===== AVAILABLE DATA

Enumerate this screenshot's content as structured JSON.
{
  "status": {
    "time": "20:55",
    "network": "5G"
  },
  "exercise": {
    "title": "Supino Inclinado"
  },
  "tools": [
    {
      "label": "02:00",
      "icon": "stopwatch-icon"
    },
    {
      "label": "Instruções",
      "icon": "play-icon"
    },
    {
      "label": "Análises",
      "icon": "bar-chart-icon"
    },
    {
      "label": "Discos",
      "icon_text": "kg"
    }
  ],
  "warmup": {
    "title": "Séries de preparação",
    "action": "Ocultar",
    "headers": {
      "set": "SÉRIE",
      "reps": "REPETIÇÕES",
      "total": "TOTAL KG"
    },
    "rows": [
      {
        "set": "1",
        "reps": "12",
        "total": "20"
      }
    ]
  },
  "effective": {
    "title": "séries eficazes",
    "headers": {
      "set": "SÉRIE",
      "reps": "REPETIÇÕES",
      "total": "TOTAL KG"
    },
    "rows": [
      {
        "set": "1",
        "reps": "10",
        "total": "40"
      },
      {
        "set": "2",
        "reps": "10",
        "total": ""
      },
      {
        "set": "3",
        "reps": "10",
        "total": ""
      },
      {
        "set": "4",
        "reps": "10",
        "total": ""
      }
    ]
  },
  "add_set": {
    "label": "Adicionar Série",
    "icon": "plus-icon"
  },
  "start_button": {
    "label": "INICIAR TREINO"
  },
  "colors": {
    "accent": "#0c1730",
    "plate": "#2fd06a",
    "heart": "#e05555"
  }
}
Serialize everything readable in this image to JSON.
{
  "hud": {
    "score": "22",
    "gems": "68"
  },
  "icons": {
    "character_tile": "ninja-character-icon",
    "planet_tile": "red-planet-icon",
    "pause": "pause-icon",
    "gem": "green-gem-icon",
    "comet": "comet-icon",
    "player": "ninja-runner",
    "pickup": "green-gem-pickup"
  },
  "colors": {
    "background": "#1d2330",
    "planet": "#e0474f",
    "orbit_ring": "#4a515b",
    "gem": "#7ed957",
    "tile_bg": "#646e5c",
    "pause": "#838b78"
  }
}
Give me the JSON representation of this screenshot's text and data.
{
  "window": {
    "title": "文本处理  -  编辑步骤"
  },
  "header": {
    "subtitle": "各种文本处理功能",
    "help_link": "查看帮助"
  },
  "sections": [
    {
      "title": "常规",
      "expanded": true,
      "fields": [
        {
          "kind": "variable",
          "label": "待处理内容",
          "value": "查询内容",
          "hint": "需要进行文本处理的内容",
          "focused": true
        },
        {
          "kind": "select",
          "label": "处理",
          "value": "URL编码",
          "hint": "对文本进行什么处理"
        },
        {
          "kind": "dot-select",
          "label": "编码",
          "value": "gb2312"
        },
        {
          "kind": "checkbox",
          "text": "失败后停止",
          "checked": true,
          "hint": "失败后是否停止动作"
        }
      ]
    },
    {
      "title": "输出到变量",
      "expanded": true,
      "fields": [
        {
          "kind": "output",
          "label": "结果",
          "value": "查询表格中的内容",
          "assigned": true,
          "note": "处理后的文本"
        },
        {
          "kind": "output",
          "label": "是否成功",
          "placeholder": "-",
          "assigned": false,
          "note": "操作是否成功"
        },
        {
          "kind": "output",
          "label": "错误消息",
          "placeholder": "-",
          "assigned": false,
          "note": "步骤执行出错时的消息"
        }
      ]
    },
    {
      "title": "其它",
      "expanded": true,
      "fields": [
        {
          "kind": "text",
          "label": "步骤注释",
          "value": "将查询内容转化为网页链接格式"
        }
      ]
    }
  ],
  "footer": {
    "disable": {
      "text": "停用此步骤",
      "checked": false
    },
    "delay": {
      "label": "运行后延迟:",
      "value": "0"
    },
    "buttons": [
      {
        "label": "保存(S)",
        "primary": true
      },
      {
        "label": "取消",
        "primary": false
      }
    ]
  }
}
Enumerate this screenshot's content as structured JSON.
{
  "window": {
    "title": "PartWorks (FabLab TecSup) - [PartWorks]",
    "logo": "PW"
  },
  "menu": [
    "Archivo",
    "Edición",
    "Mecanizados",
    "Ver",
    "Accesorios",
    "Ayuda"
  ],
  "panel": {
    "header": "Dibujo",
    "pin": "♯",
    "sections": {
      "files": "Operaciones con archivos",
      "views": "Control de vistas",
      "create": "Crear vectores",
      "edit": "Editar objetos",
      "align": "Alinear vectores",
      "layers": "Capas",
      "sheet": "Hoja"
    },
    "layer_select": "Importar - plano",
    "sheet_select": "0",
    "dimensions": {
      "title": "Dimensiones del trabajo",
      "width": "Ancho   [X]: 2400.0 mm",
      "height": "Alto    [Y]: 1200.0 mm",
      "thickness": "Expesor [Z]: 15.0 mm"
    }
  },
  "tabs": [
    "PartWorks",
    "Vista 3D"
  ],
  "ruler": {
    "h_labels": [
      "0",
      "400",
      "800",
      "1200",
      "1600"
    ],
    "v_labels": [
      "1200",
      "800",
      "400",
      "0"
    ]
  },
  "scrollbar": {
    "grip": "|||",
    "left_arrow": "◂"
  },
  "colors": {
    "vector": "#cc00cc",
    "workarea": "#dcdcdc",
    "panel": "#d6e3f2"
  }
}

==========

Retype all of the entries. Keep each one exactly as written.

Enumerate this screenshot's content as structured JSON.
{
  "status": {
    "time": "20:55",
    "network": "5G"
  },
  "exercise": {
    "title": "Supino Inclinado"
  },
  "tools": [
    {
      "label": "02:00",
      "icon": "stopwatch-icon"
    },
    {
      "label": "Instruções",
      "icon": "play-icon"
    },
    {
      "label": "Análises",
      "icon": "bar-chart-icon"
    },
    {
      "label": "Discos",
      "icon_text": "kg"
    }
  ],
  "warmup": {
    "title": "Séries de preparação",
    "action": "Ocultar",
    "headers": {
      "set": "SÉRIE",
      "reps": "REPETIÇÕES",
      "total": "TOTAL KG"
    },
    "rows": [
      {
        "set": "1",
        "reps": "12",
        "total": "20"
      }
    ]
  },
  "effective": {
    "title": "séries eficazes",
    "headers": {
      "set": "SÉRIE",
      "reps": "REPETIÇÕES",
      "total": "TOTAL KG"
    },
    "rows": [
      {
        "set": "1",
        "reps": "10",
        "total": "40"
      },
      {
        "set": "2",
        "reps": "10",
        "total": ""
      },
      {
        "set": "3",
        "reps": "10",
        "total": ""
      },
      {
        "set": "4",
        "reps": "10",
        "total": ""
      }
    ]
  },
  "add_set": {
    "label": "Adicionar Série",
    "icon": "plus-icon"
  },
  "start_button": {
    "label": "INICIAR TREINO"
  },
  "colors": {
    "accent": "#0c1730",
    "plate": "#2fd06a",
    "heart": "#e05555"
  }
}
Serialize everything readable in this image to JSON.
{
  "hud": {
    "score": "22",
    "gems": "68"
  },
  "icons": {
    "character_tile": "ninja-character-icon",
    "planet_tile": "red-planet-icon",
    "pause": "pause-icon",
    "gem": "green-gem-icon",
    "comet": "comet-icon",
    "player": "ninja-runner",
    "pickup": "green-gem-pickup"
  },
  "colors": {
    "background": "#1d2330",
    "planet": "#e0474f",
    "orbit_ring": "#4a515b",
    "gem": "#7ed957",
    "tile_bg": "#646e5c",
    "pause": "#838b78"
  }
}
Give me the JSON representation of this screenshot's text and data.
{
  "window": {
    "title": "文本处理  -  编辑步骤"
  },
  "header": {
    "subtitle": "各种文本处理功能",
    "help_link": "查看帮助"
  },
  "sections": [
    {
      "title": "常规",
      "expanded": true,
      "fields": [
        {
          "kind": "variable",
          "label": "待处理内容",
          "value": "查询内容",
          "hint": "需要进行文本处理的内容",
          "focused": true
        },
        {
          "kind": "select",
          "label": "处理",
          "value": "URL编码",
          "hint": "对文本进行什么处理"
        },
        {
          "kind": "dot-select",
          "label": "编码",
          "value": "gb2312"
        },
        {
          "kind": "checkbox",
          "text": "失败后停止",
          "checked": true,
          "hint": "失败后是否停止动作"
        }
      ]
    },
    {
      "title": "输出到变量",
      "expanded": true,
      "fields": [
        {
          "kind": "output",
          "label": "结果",
          "value": "查询表格中的内容",
          "assigned": true,
          "note": "处理后的文本"
        },
        {
          "kind": "output",
          "label": "是否成功",
          "placeholder": "-",
          "assigned": false,
          "note": "操作是否成功"
        },
        {
          "kind": "output",
          "label": "错误消息",
          "placeholder": "-",
          "assigned": false,
          "note": "步骤执行出错时的消息"
        }
      ]
    },
    {
      "title": "其它",
      "expanded": true,
      "fields": [
        {
          "kind": "text",
          "label": "步骤注释",
          "value": "将查询内容转化为网页链接格式"
        }
      ]
    }
  ],
  "footer": {
    "disable": {
      "text": "停用此步骤",
      "checked": false
    },
    "delay": {
      "label": "运行后延迟:",
      "value": "0"
    },
    "buttons": [
      {
        "label": "保存(S)",
        "primary": true
      },
      {
        "label": "取消",
        "primary": false
      }
    ]
  }
}
Enumerate this screenshot's content as structured JSON.
{
  "window": {
    "title": "PartWorks (FabLab TecSup) - [PartWorks]",
    "logo": "PW"
  },
  "menu": [
    "Archivo",
    "Edición",
    "Mecanizados",
    "Ver",
    "Accesorios",
    "Ayuda"
  ],
  "panel": {
    "header": "Dibujo",
    "pin": "♯",
    "sections": {
      "files": "Operaciones con archivos",
      "views": "Control de vistas",
      "create": "Crear vectores",
      "edit": "Editar objetos",
      "align": "Alinear vectores",
      "layers": "Capas",
      "sheet": "Hoja"
    },
    "layer_select": "Importar - plano",
    "sheet_select": "0",
    "dimensions": {
      "title": "Dimensiones del trabajo",
      "width": "Ancho   [X]: 2400.0 mm",
      "height": "Alto    [Y]: 1200.0 mm",
      "thickness": "Expesor [Z]: 15.0 mm"
    }
  },
  "tabs": [
    "PartWorks",
    "Vista 3D"
  ],
  "ruler": {
    "h_labels": [
      "0",
      "400",
      "800",
      "1200",
      "1600"
    ],
    "v_labels": [
      "1200",
      "800",
      "400",
      "0"
    ]
  },
  "scrollbar": {
    "grip": "|||",
    "left_arrow": "◂"
  },
  "colors": {
    "vector": "#cc00cc",
    "workarea": "#dcdcdc",
    "panel": "#d6e3f2"
  }
}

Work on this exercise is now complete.